Magazine of November 2021! In this month’s edition of Fox in the Box, we explore Antonio Conte’s Spurs, Ralf Rangnick’s potential for greatness with Manchester United, and a discussion about the Goalkeeper of the Year. Subscribe to our monthly subscription for $1.00 per month or login to your account, to view the magazine.

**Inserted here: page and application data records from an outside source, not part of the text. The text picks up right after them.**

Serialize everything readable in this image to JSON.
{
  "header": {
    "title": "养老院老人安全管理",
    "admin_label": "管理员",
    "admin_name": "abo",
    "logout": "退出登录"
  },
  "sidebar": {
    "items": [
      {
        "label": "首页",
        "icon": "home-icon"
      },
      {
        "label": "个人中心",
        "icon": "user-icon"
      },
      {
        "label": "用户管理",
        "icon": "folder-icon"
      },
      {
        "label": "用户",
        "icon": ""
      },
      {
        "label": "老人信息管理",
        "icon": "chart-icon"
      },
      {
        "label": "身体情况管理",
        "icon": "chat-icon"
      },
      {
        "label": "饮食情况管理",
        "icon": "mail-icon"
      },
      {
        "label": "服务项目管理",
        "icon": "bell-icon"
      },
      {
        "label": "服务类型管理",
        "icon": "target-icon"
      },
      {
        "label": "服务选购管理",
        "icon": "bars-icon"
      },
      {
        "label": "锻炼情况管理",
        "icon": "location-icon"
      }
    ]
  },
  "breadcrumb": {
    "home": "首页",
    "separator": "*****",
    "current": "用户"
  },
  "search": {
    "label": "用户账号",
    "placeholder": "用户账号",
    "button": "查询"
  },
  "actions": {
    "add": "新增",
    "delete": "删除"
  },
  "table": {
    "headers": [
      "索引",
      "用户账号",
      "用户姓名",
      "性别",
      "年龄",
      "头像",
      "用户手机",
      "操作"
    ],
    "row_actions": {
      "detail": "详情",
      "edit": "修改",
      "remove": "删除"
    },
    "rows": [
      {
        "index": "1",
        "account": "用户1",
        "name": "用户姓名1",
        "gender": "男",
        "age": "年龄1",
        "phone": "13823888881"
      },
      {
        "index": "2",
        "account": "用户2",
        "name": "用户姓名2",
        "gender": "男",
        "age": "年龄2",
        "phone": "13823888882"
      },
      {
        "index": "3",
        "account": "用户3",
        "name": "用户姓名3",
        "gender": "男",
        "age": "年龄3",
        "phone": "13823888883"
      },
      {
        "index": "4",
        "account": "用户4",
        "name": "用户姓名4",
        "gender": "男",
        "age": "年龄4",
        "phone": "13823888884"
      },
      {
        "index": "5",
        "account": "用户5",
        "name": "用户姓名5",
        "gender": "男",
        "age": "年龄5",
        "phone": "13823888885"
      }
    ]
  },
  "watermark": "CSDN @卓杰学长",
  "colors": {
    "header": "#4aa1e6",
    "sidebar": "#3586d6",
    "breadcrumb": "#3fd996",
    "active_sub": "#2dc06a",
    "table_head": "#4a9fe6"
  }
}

On this special midweek episode of the Longball podcast, John is over the moon with Rangnick’s announcement and United’s performance against Chelsea. Meanwhile, Declan is concerned about the Hammers’ recent run of form, and the boys try and get to the bottom of what’s gone wrong with Everton this season ahead of their clash with Liverpool. All of that and a whole lot more on this special episode of the Longball Premier League Preview Show. Submit any questions for the show to themastermindsite.com/contact.